Is there a loneliness disease?  When white blood cells were taken from lonely men and put under a microscope the blood cells were in a state of high alert just the same as if they were fighting a bacterial infection.  It was as though they were under assault by a mortal disease, a disease of “loneliness”.

Many lives can be devoured by loneliness.  Older Americans are at greater risk for social isolation, which can lead to physical illness, depression and even dementia.

When social interaction network is missing in one’s life the consequences are very real on how it affects mental and physical health and it can result in longer hospital stays. Ongoing studies suggest more ways in which loneliness can attack our bodies and shorten our lives.  Lonely people are more likely to die of heart disease, and loneliness makes us more vulnerable to Alzheimer’s disease, high blood pressure, the common cold, and even suicide. It is more dangerous to our health than obesity and its equivalent of smoking 15 cigarettes a day.

Loneliness has many different faces, Studies have found it in brain scans, statistics, and behavioral patterns.  Many alarming statistics about loneliness also examine people becoming more socially disconnected.

With the huge “baby boomer” generation aging there is an increase in the number of people living alone and there are also factors of declining marriage rates and increased rates of childlessness. Lacking social interaction puts one at a greater health risk.  Other factors, like living arrangements, can be important.  Just living alone or in an isolated place can be just as harmful to your health as feeling lonely.  It’s a known fact that those that stay socially connected live longer.

Many studies that are being done on loneliness focus on the feeling itself.  The experience of feeling rejection, disconnection, and longing produces pain as real as any physical injury pain.  All of this research and combining biology and psychology proves the mind and the body take their cues from each other to produce a personal private hell.  It is thought that the mind interprets loneliness as a kind of threat, thus giving a kind of inflammation response in the body. Inflammation is good temporarily as the body’s first defense system to fight infection or heal wounds. But long term inflammation leads to tissue breakdown and disrupts the immune system thus increasing your susceptibility ranging from Alzheimer’s to heart disease.  When the brain interprets loneliness it gives the inflammatory response reflex. The inflammation then sets up a vicious cycle, thus when you feel lonely your brain activates inflammation in the white blood cells and that response feeds back to the brain and changes the way it works. It makes it irritable, suspicious, and promotes negative emotions.  This duel between body and brain, under the influence of the inflammatory response, creates stress, a since of threat with others and that  isolates you even further.
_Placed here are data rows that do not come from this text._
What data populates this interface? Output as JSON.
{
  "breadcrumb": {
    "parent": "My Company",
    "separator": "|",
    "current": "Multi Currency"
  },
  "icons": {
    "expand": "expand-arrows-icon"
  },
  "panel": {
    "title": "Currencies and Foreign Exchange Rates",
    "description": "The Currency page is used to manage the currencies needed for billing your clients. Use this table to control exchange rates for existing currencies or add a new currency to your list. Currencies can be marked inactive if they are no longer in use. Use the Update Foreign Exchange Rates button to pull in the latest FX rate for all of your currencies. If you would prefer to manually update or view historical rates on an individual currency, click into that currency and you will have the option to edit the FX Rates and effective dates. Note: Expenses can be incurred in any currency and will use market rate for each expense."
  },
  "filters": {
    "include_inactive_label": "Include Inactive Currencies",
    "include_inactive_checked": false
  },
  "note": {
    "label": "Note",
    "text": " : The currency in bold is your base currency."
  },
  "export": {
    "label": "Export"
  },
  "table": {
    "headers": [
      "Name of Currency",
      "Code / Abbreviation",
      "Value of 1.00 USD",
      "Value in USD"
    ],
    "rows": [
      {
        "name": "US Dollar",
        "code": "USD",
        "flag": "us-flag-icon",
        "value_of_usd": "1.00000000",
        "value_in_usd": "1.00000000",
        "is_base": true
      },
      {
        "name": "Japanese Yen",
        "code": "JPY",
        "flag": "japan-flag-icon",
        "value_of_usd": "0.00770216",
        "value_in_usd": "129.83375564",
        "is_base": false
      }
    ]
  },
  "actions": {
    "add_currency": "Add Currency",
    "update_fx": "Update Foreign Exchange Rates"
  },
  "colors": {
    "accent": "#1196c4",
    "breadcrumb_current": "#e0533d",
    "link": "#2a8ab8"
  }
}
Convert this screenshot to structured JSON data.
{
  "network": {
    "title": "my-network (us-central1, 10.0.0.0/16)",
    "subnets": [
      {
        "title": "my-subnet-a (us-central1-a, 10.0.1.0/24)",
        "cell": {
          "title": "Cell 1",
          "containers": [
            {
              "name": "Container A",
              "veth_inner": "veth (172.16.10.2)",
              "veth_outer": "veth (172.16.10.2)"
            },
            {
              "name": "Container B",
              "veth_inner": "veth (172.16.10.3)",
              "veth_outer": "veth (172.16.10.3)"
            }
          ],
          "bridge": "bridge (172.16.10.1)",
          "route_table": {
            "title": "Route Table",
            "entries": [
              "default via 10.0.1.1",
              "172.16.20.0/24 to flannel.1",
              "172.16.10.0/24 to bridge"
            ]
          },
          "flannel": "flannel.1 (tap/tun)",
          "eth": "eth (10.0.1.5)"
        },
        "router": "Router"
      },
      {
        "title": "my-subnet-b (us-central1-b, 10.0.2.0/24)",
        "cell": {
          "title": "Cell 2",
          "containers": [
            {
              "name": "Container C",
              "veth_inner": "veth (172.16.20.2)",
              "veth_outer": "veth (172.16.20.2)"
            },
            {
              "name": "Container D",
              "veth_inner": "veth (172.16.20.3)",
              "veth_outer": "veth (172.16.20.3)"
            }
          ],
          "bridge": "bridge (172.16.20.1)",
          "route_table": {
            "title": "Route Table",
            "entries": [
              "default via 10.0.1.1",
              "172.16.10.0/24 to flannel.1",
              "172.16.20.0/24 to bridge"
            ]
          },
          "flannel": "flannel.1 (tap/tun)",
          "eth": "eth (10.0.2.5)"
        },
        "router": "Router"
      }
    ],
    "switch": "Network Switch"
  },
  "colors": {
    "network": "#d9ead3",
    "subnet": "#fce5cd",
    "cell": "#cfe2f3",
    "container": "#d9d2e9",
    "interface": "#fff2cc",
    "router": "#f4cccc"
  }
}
Your body has a different survival mode than your brain has. When one is lonely the brain misreads social signals abnormally.  Lonely people misread peoples facial expressions and tone of voice and distorts social reality.  Thus their reactions is a mistaken attempt at self-protection and send signal of hostility, disinterest and withdrawal.

Those who are lonely live in a heightened level of alarm which also causes them to loose sleep.  It doesn’t work to put lonely people together because loneliness increases self-centeredness , irritability, and defensiveness.  They will hate each other in just a few minutes.  Lonely people just don’t get what they need from the presence of other people because they crave core values and shared life experiences.  Volunteering and helping others is what really helps.

Science has proves that the consequences of isolation and loneliness are severe negative health outcomes, higher health care and even death.

Leave a reply

You may use these HTML tags and attributes: <a href="" title=""> <abbr title=""> <acronym title=""> <b> <blockquote cite=""> <cite> <code> <del datetime=""> <em> <i> <q cite=""> <s> <strike> <strong>